A lot of people have collections. Some people’s collections go to museums when they die or they sell them for oodles of money and retire on the proceeds. Some people’s collections get written up in niche magazines like Mid-Century Snuff Boxes or Vintage Toe Rings.

My collections aren’t any of those. Generally, my collections of stuff fall into five categories.

The first, and probably largest, is the Just in Case collection. These are the mismatched towels that have seen better days and craft supplies for hobbies I used to do. I keep them just in case I need 20 ratty towels. You know. If there’s a surprise overnight visit from a band of roving dirt bikers during a rainstorm.

There are the Sentimental collections, of course. The clothes and costume jewelry I don’t use any more but haven’t given up because I remember the parties I wore them to. If my daughter was into vintage dressing, she’d probably be begging me to let her into that part of my closet. Too bad she’s not and is more likely to look sideways at me with a raised eyebrow whenever I pull out some little gem like my sequined blouse from the seventies.

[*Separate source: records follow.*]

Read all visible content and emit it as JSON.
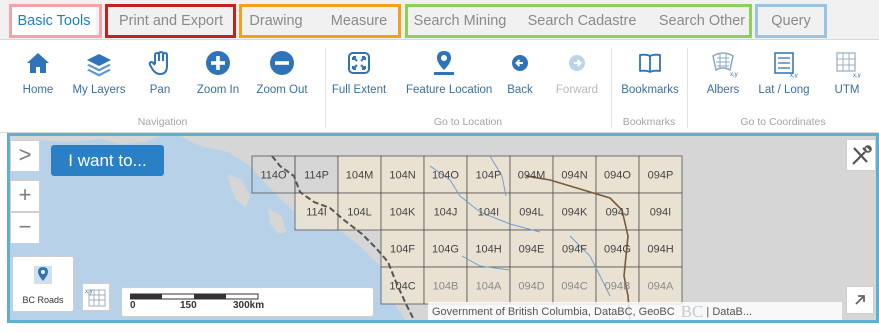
{
  "tabs": [
    {
      "label": "Basic Tools",
      "active": true
    },
    {
      "label": "Print and Export",
      "active": false
    },
    {
      "label": "Drawing",
      "active": false
    },
    {
      "label": "Measure",
      "active": false
    },
    {
      "label": "Search Mining",
      "active": false
    },
    {
      "label": "Search Cadastre",
      "active": false
    },
    {
      "label": "Search Other",
      "active": false
    },
    {
      "label": "Query",
      "active": false
    }
  ],
  "ribbon": {
    "buttons": [
      {
        "label": "Home",
        "icon": "home-icon"
      },
      {
        "label": "My Layers",
        "icon": "layers-icon"
      },
      {
        "label": "Pan",
        "icon": "hand-icon"
      },
      {
        "label": "Zoom In",
        "icon": "zoom-in-icon"
      },
      {
        "label": "Zoom Out",
        "icon": "zoom-out-icon"
      },
      {
        "label": "Full Extent",
        "icon": "full-extent-icon"
      },
      {
        "label": "Feature Location",
        "icon": "location-pin-icon"
      },
      {
        "label": "Back",
        "icon": "back-arrow-icon"
      },
      {
        "label": "Forward",
        "icon": "forward-arrow-icon",
        "disabled": true
      },
      {
        "label": "Bookmarks",
        "icon": "book-icon"
      },
      {
        "label": "Albers",
        "icon": "albers-icon"
      },
      {
        "label": "Lat / Long",
        "icon": "lat-long-icon"
      },
      {
        "label": "UTM",
        "icon": "utm-grid-icon"
      }
    ],
    "groups": [
      "Navigation",
      "Go to Location",
      "Bookmarks",
      "Go to Coordinates"
    ]
  },
  "map": {
    "want_label": "I want to...",
    "expand_glyph": ">",
    "zoom_in_glyph": "+",
    "zoom_out_glyph": "−",
    "basemap_label": "BC Roads",
    "scale_labels": [
      "0",
      "150",
      "300km"
    ],
    "attribution": "Government of British Columbia, DataBC, GeoBC",
    "attribution_logo": "BC",
    "attribution_tail": "| DataB...",
    "grid_labels": [
      "114O",
      "114P",
      "104M",
      "104N",
      "104O",
      "104P",
      "094M",
      "094N",
      "094O",
      "094P",
      "114I",
      "104L",
      "104K",
      "104J",
      "104I",
      "094L",
      "094K",
      "094J",
      "094I",
      "104F",
      "104G",
      "104H",
      "094E",
      "094F",
      "094G",
      "094H",
      "104C",
      "104B",
      "104A",
      "094D",
      "094C",
      "094B",
      "094A"
    ],
    "colors": {
      "water": "#b7d2e8",
      "land": "#d6d6d6",
      "grid_fill": "#ece4d2",
      "accent": "#2b7fc4"
    }
  }
}
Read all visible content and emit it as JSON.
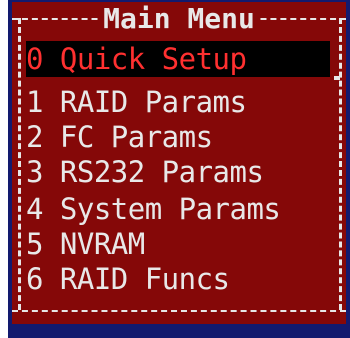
{
  "menu": {
    "title": "Main Menu",
    "items": [
      {
        "key": "0",
        "label": "0 Quick Setup",
        "selected": true
      },
      {
        "key": "1",
        "label": "1 RAID Params",
        "selected": false
      },
      {
        "key": "2",
        "label": "2 FC Params",
        "selected": false
      },
      {
        "key": "3",
        "label": "3 RS232 Params",
        "selected": false
      },
      {
        "key": "4",
        "label": "4 System Params",
        "selected": false
      },
      {
        "key": "5",
        "label": "5 NVRAM",
        "selected": false
      },
      {
        "key": "6",
        "label": "6 RAID Funcs",
        "selected": false
      }
    ]
  },
  "colors": {
    "menu_background": "#850808",
    "outer_frame": "#121a6e",
    "text": "#e8e8e8",
    "selected_text": "#ff3030",
    "selected_background": "#000000"
  }
}
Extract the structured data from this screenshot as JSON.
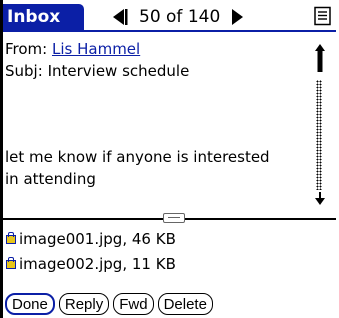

There are the Valuable collections, like the important papers that are carefully protected from the light of day by the boxes of unimportant papers that hide them.

And there are what I call the Lazy collections, the boxes of kitchen gadgets I don’t use, the plastic food savers that don’t have lids and the makeup that should have been shown the trash bin months (years?) ago.

I also have some of the less touchy-feely collections (which means you can’t touch or feel them).  Collections of bad habits. Collections of poor money choices. Collections of calories I have consumed. I like to carry these collections with my always so I can pull them out whenever I start feeling too good about myself.

Some collections are worth keeping just as they are (Valuable collections), some are worth keeping but maybe in a different format (maybe I could turn my Sentimental collections into photobooks) and some collections just don’t need be part of my life. Yes, I’m looking at you, Ms. Just in Case and Madame Lazy.

Just in Case  and Lazy collections are prime candidates for purging, re-gifting, selling and trashing. Those ratty towels might be useful to the local animal shelter and all those crafting supplies might be welcomed by my kindergarten and elementary school teacher friends.

And those other collections? The ones that keep me mired in the muck of regret and self-recrimination? They should definitely be kicked to the curb. I know it will take more than empty boxes and drop-off bins to move those collections out of my house.

Stay tuned on that subject.


What collections do you have? How many of them would you be willing to give away if you had the right incentive?  

photo credit: frogs & turtles via photopin (license)


Tiny Houses

This morning I came across a YouTube of a Tiny House in progress. (I’m supposed to be painting a wall in my office our den but everyone knows that a little YouTubing is an excellent motivator and a highly productive use of time, right? Not.)

My son has been obsessed with tiny houses for a while and more and more I share his obsession. Mine is turning into an obsession for RV’s because The Hubs is far more interested in living in an RV and I’m smart enough to know that unless the whole team is on board it ain’t gonna happen. Not without tears, anyway.

I followed the tiny house YouTube to the blog and (you know how this story goes, right?) I ended up reading the entire blog. Chelsea, the pen behind has only posted eight entries so it didn’t take long. But the pictures! I’m crushing on this blog and I hope she posts more soon!

Chelsea and Adam’s tiny house is parked in Portland, OR on ½ an acre and right next to a park. How much better could it get? And their tiny house is beautiful. It looks like a house I could be comfortable in, complete with a real shower, a washer/dryer, a full fridge and outstanding cabinets that Adam built.

Too many of the tiny houses we’ve looked at look like a collection of dumpster-dived cast-offs. I have fewer objections to reusing stuff than a lot of people but a coat of paint goes a long way. There’s being authentic to the source and then there’s just plain dingy.

Chelsea and Adam’s house has none of that vibe. Their house is a beautiful blend of new and re-newed.

Chlesea jokes that they could probably sleep eight or more in their tiny house.

I wonder if I can put dibs on a bed now.

What about you? Does the idea of living in a tiny house make you want to call up the chuck all that stuff and move into 150 square feet  of perfect simplicity?